A Syllable of Water: Twenty Writers of Faith Reflect on Their Art
In her chapter on novel writing in this collection, Doris Betts decries writing teachers who ask their students whether they really have anything to say. It’s the wrong question for a writer. As Betts asserts, “Only allegorists start from that end and work backward. Most writers set out to tell a story, knowing that who they are and what they believe will whisper its way in just as they do in daily life.” For Betts, and for many of the writers who appear in A Syllable of Water, writing is about relationship and risk.
These writers belong to multiple communities: the Chrysostom Society, the Christian writing guild that Richard Foster organized in the mid-1980s; the community of their literary forebears; the local communities in which they live and work. They are in relationship with the characters they create, or in the case of nonfiction, with the people they research. And they understand that these relationships are risky because they are rooted in Christ. As the poet John Leax states, “The Christian has only one place to be. In Christ.” But “rather than simplifying anything, having one’s place in Christ complicates one’s life, for the range of relationships, the spiritual ecology, is all inclusive.”
This sense of relationship may have the potential to complicate writers’ lives, but it also helps them in their craft. For Emilie Griffin, the solution for writer’s block is relationships: “We lick [it] by thinking more of others (readers and listeners) and less of ourselves. We think of the word to be given. This, too, is an exercise of faith, following the commands of love. We become more generous and less self-preoccupied.” In some relationships, this generosity leads to communion with God. “I live at the deepest level of spiritual practice when I am writing,” Griffin says.
James Calvin Schaap pursues a similar theme in his essay on creative nonfiction:
If writers, particularly creative nonfiction writers, pursue what needs to be accomplished, all the while desiring to be brought to their knees in awe, they will find their way to good writing. There is a sweetness in being blindsided by life, by truth, by a dark corner suddenly illumined. There is sheer joy in epiphany.
The quest for epiphany imbues writing with a sense of worship.
But these writers are aware that such worship might defy the expectations of the church. The short-story writer Erin McGraw understands that “we are called on to know our characters better than they know themselves, and perhaps better than we know ourselves,” but also that writers are not called on to judge their characters. Even if a character acts immorally, it is not the fiction writer’s task to point to the immorality and make it obvious to readers that she disapproves. “Art calls on us to put aside everything we think we know and enter the world unarmed, trusting only art to keep us safe,” McGraw writes.
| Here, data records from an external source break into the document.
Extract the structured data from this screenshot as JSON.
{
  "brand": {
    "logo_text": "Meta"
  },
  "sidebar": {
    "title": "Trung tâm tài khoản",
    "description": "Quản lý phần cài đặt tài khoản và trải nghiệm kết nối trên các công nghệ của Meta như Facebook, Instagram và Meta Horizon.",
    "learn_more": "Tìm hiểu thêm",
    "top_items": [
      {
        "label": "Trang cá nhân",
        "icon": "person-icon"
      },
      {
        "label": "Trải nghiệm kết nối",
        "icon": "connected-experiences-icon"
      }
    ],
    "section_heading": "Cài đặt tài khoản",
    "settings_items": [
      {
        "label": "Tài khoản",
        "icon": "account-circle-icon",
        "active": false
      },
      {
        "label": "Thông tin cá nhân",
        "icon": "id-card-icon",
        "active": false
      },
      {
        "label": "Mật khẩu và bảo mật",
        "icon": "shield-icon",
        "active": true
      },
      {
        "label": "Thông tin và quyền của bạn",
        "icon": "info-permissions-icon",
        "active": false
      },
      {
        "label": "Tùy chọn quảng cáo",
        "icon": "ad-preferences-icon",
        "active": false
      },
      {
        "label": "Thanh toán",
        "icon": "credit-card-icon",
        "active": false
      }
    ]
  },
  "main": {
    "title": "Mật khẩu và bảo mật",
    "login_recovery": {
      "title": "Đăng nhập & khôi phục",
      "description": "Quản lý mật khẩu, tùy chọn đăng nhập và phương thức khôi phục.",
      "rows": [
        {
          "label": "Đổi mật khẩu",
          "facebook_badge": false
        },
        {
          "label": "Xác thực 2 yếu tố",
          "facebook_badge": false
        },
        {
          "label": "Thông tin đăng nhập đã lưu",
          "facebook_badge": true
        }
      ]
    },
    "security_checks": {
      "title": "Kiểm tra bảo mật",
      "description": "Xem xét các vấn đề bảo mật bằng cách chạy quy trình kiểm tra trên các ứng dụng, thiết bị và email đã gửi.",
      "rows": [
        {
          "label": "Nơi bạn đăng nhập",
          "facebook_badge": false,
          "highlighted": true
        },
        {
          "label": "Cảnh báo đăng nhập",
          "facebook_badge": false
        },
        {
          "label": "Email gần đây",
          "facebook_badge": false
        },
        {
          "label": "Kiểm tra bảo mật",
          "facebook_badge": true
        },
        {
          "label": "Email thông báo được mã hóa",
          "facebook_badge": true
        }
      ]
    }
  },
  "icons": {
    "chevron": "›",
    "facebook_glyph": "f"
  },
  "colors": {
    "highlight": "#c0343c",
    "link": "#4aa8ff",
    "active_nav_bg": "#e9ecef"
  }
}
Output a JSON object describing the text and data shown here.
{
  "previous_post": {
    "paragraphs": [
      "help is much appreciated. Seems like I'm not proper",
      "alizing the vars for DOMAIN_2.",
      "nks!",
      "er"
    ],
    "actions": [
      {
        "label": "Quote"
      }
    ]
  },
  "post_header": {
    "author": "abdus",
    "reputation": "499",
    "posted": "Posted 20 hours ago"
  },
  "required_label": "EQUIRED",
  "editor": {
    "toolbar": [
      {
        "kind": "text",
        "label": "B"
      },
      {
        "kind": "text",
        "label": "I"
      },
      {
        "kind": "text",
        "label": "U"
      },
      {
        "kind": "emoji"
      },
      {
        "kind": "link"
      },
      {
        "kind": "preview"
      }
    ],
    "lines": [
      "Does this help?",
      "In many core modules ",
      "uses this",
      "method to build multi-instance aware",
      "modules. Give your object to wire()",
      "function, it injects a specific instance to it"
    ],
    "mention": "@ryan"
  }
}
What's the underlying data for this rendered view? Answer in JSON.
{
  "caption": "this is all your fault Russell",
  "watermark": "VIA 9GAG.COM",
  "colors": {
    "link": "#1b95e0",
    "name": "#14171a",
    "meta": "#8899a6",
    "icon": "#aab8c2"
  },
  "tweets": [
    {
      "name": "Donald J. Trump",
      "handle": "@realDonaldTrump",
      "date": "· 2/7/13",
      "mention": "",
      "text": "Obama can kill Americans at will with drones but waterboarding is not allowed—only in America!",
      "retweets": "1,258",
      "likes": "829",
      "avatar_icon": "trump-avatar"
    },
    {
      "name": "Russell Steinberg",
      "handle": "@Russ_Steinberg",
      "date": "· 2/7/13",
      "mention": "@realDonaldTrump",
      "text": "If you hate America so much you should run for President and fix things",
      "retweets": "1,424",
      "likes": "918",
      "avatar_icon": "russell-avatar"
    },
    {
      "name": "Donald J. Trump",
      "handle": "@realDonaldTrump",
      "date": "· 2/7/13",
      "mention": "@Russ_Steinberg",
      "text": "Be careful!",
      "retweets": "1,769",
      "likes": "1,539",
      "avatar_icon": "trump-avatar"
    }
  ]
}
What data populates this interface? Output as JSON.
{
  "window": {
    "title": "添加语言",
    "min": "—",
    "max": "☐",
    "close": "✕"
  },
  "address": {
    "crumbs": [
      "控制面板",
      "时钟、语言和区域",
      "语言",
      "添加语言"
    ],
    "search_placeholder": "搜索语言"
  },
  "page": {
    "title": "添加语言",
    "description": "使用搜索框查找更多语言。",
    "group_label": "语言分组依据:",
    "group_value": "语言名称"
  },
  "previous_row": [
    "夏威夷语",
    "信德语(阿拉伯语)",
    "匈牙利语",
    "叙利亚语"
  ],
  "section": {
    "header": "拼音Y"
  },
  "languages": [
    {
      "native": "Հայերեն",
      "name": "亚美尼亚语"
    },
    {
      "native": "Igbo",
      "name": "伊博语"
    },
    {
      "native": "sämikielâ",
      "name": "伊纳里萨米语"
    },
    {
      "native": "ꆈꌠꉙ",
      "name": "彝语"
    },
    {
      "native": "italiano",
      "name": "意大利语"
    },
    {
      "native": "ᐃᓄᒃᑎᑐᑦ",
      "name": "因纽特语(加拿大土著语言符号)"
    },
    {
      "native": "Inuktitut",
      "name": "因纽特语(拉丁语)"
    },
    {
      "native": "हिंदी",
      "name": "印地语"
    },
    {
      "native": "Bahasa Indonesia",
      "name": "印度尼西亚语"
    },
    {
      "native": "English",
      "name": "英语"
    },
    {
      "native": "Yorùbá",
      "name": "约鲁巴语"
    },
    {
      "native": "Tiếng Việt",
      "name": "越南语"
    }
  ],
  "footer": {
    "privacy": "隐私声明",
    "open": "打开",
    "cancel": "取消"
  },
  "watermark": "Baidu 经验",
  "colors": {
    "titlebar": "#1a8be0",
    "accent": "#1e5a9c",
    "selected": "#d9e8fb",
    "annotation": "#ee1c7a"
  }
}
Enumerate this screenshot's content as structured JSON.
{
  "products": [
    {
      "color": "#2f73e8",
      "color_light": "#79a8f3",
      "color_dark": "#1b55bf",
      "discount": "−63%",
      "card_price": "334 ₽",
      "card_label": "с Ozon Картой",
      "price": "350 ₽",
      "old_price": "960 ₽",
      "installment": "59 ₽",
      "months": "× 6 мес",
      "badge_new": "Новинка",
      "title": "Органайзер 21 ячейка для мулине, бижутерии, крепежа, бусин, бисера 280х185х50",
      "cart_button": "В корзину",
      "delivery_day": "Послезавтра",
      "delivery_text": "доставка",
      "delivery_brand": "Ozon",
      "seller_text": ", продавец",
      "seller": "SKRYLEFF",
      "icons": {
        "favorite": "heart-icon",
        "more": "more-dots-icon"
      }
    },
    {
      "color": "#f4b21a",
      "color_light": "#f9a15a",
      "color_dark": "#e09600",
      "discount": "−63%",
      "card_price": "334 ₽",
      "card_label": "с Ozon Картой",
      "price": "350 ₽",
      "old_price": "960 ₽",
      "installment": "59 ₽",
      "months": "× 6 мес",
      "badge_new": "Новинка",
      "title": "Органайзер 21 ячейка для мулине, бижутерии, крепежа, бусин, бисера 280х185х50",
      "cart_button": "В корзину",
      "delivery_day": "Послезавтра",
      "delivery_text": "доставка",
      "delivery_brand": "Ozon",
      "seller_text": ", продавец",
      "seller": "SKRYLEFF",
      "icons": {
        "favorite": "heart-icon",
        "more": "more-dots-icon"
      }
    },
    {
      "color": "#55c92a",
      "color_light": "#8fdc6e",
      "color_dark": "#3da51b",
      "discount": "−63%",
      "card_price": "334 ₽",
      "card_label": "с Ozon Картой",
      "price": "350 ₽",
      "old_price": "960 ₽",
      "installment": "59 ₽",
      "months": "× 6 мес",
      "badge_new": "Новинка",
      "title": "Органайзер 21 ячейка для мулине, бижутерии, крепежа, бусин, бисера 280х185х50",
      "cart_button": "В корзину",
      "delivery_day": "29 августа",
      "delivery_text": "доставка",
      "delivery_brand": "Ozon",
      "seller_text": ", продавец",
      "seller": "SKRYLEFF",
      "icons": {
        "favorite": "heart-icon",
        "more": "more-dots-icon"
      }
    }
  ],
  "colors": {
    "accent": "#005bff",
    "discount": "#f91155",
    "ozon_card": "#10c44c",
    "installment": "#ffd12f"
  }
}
In her essay on playwriting, Jeanne Murray Walker puts it another way: “Making theater together is, in some ways, like praying together. You make fools of yourself in front of one another often enough and you learn how dependent you are on one another. You start not minding it. You see it as grace.” The relationships that these writers have with their characters and with each other uphold them by a realization of mutual risk, rather than by moral cohesiveness.
Richard Foster writes, “It is an occupational hazard of religious folk to be stuffy bores,” but the way these authors worship through writing allows them to steer clear of that hazard. A desire to do so might account for the absence of an essay on sermon writing. A few of the writers make mention of sermons, but with the exception of Diane Glancy, who credits sermons as an aid to her process of personal revision, they are not particularly enthusiastic about the genre. McGraw is willing to admit that “sermons are good and necessary things,” but, she adds, “they are best left in the hands of professionals.”
It is possible that in the minds of many of these authors, professional sermonizers are not writers of literature, and I wonder why this should be. Why is the sermon, the only kind of writing that is regularly created for the purpose of Christian worship, seen as unimportant or even detrimental to the grace that these authors experience when they practice their craft?
Perhaps the problem is that sermons are often meant to serve a didactic rather than a literary purpose. As Schaap points out, they are shaped like an O, complete and entirely closed, whereas stories “are shaped like C’s—that is, they leave a certain empty space into which the reader brings his or her own perceptions.” This implies that stories invite participation from their readers and sermons do not, something I have often found to be true. As a sermon writer myself, I hope that this can change. Perhaps it will if pastors and priests begin to understand their weekly writing as an act of risk and relationship—if they come to view their writing as poetic in the way Scott Cairns describes poetry: “the presence and activity of inexhaustible, indeterminate enormity apprehended in a discreet space.”